--- Data shown ---
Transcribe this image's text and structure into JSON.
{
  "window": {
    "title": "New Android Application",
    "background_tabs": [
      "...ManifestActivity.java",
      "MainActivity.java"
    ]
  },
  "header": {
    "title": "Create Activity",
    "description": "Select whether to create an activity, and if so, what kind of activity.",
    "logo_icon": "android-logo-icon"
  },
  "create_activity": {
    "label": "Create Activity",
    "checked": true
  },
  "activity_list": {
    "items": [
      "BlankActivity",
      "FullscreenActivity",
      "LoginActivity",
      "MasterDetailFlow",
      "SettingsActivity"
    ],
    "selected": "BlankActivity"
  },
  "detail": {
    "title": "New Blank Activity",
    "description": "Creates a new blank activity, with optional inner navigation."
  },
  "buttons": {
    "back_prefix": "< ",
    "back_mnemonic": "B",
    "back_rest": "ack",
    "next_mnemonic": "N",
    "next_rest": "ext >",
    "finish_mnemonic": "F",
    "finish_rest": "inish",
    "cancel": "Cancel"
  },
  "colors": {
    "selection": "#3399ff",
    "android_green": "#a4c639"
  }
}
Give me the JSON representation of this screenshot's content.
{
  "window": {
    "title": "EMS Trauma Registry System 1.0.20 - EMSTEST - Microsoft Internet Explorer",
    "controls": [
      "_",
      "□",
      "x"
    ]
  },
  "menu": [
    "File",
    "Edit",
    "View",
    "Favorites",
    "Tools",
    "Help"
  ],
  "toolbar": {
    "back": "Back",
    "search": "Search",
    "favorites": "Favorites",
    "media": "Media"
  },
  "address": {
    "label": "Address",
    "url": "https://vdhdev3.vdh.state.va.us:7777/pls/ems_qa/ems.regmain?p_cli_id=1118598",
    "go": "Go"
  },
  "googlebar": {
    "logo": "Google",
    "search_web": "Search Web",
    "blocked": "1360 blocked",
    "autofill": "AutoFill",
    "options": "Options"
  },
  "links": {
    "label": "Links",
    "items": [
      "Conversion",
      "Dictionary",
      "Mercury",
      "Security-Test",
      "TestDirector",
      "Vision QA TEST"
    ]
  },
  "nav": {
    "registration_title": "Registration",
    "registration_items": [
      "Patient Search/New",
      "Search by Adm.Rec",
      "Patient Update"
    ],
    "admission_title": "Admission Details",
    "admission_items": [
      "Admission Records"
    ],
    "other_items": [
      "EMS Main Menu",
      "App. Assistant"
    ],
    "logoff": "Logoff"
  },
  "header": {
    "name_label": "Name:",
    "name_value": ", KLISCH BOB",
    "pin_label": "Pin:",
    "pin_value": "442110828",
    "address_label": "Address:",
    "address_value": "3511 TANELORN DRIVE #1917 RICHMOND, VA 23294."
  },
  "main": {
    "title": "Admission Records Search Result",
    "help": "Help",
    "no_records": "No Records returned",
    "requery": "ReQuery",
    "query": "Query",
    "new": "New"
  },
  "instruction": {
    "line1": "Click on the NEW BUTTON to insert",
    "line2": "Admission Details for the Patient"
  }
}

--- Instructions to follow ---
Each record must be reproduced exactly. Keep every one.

--- Exercise answer ---
Transcribe this image's text and structure into JSON.
{
  "window": {
    "title": "New Android Application",
    "background_tabs": [
      "...ManifestActivity.java",
      "MainActivity.java"
    ]
  },
  "header": {
    "title": "Create Activity",
    "description": "Select whether to create an activity, and if so, what kind of activity.",
    "logo_icon": "android-logo-icon"
  },
  "create_activity": {
    "label": "Create Activity",
    "checked": true
  },
  "activity_list": {
    "items": [
      "BlankActivity",
      "FullscreenActivity",
      "LoginActivity",
      "MasterDetailFlow",
      "SettingsActivity"
    ],
    "selected": "BlankActivity"
  },
  "detail": {
    "title": "New Blank Activity",
    "description": "Creates a new blank activity, with optional inner navigation."
  },
  "buttons": {
    "back_prefix": "< ",
    "back_mnemonic": "B",
    "back_rest": "ack",
    "next_mnemonic": "N",
    "next_rest": "ext >",
    "finish_mnemonic": "F",
    "finish_rest": "inish",
    "cancel": "Cancel"
  },
  "colors": {
    "selection": "#3399ff",
    "android_green": "#a4c639"
  }
}
Give me the JSON representation of this screenshot's content.
{
  "window": {
    "title": "EMS Trauma Registry System 1.0.20 - EMSTEST - Microsoft Internet Explorer",
    "controls": [
      "_",
      "□",
      "x"
    ]
  },
  "menu": [
    "File",
    "Edit",
    "View",
    "Favorites",
    "Tools",
    "Help"
  ],
  "toolbar": {
    "back": "Back",
    "search": "Search",
    "favorites": "Favorites",
    "media": "Media"
  },
  "address": {
    "label": "Address",
    "url": "https://vdhdev3.vdh.state.va.us:7777/pls/ems_qa/ems.regmain?p_cli_id=1118598",
    "go": "Go"
  },
  "googlebar": {
    "logo": "Google",
    "search_web": "Search Web",
    "blocked": "1360 blocked",
    "autofill": "AutoFill",
    "options": "Options"
  },
  "links": {
    "label": "Links",
    "items": [
      "Conversion",
      "Dictionary",
      "Mercury",
      "Security-Test",
      "TestDirector",
      "Vision QA TEST"
    ]
  },
  "nav": {
    "registration_title": "Registration",
    "registration_items": [
      "Patient Search/New",
      "Search by Adm.Rec",
      "Patient Update"
    ],
    "admission_title": "Admission Details",
    "admission_items": [
      "Admission Records"
    ],
    "other_items": [
      "EMS Main Menu",
      "App. Assistant"
    ],
    "logoff": "Logoff"
  },
  "header": {
    "name_label": "Name:",
    "name_value": ", KLISCH BOB",
    "pin_label": "Pin:",
    "pin_value": "442110828",
    "address_label": "Address:",
    "address_value": "3511 TANELORN DRIVE #1917 RICHMOND, VA 23294."
  },
  "main": {
    "title": "Admission Records Search Result",
    "help": "Help",
    "no_records": "No Records returned",
    "requery": "ReQuery",
    "query": "Query",
    "new": "New"
  },
  "instruction": {
    "line1": "Click on the NEW BUTTON to insert",
    "line2": "Admission Details for the Patient"
  }
}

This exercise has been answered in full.